hectares (30 acres) of tropical plantation, this computer-designed Sultan Salahuddin Abdul Aziz Shah State Mosque, 30 kilometres (18 miles) west of Kuala Lumpur in Shah Alam, is the largest mosque in the country and famous in South-East
Asia. It was constructed in 1988, designed with a mixture of traditional
Islamic and ethnic Malay architecture. The sparkling blue aluminium
dome, at a staggering 92 metre (302 feet) high, and its 4 towering minarets
is its most striking feature. Buses to the mosque operate from Klang
bus station. Another option is to take the Port Klang bound Kommuter
train to Shah Alam and then a bus or taxi to the mosque. The mosque
is open Monday to Thursday from 8.00 am - 12.00 pm and 2.00 - 4.00 pm and
Friday from 3.00 - 4.30 pm. Free admission.
Built on redeveloped mining land, the Sunway Lagoon Themepark (telephone: (03) 5635 8000; fax: (03) 5635 5050) is a 15 minute drive from Kuala Lumpur, in Petaling Jaya. The Waters of Africa claims to own the world’s largest man-made surfing pool and
also has a good selection of African-theme water rides.
Two other parks, World of Adventure and Wild Wild West are
dry parks providing thrill rides with the former staking claim
to the world’s longest pedestrian suspension bridge. The park
is open Monday and Wednesday to Friday from 11.00 am - 6.00 pm while Saturday and Sunday,
public holidays and Malaysia school holidays from 10.00 am - 6.00 pm. Adult
admission is RM39 to all of the parks or RM27 to either the wet
or dry parks.
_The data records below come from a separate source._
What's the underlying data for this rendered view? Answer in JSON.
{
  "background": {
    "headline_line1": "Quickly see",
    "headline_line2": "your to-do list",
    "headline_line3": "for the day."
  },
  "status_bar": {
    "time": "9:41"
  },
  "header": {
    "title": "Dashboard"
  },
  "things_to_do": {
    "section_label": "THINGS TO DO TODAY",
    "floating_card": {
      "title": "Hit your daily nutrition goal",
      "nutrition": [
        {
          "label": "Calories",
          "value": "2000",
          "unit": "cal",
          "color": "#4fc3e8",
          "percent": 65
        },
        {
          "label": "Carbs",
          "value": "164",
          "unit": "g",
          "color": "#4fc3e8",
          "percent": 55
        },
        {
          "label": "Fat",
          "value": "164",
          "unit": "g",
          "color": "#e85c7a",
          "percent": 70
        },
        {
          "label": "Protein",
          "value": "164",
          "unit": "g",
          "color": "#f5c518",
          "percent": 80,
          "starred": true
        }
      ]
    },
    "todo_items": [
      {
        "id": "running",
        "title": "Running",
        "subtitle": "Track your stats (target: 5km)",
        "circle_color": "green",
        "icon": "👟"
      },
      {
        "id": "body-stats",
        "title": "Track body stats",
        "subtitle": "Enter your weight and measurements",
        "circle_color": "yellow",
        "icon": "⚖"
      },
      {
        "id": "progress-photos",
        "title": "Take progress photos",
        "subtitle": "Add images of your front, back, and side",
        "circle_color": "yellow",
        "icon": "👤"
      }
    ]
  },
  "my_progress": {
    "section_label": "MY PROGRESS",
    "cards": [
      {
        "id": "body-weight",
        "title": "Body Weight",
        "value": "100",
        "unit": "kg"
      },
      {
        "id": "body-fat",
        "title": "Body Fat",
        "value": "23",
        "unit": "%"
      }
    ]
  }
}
Children’s fee is RM26 to all the parks or RM19
to just the wet park or dry parks.
The Sunway Lagoon Themepark is reached by bus from the Klang
or Puda Raya bus stations, the KMT Kommuter train stops at
Subang Jaya, the Putra LTR stops at Kelana Jaya and then a
feeder bus to the park or by taxi.
Opened by the British during the colonial years, Templer’s
Park is 21 kilometres (13 miles) north of Kuala Lumpur.
It is set in a 1,200-hectare (3,000-acre) area of Malaysian jungle where
tourists have the opportunity to explore trails, swim in the pools
and relax by waterfalls. Templer’s Park is reached by bus
66 from Puda Raya bus station in the city centre. The park is open
24 hours daily and admission is free.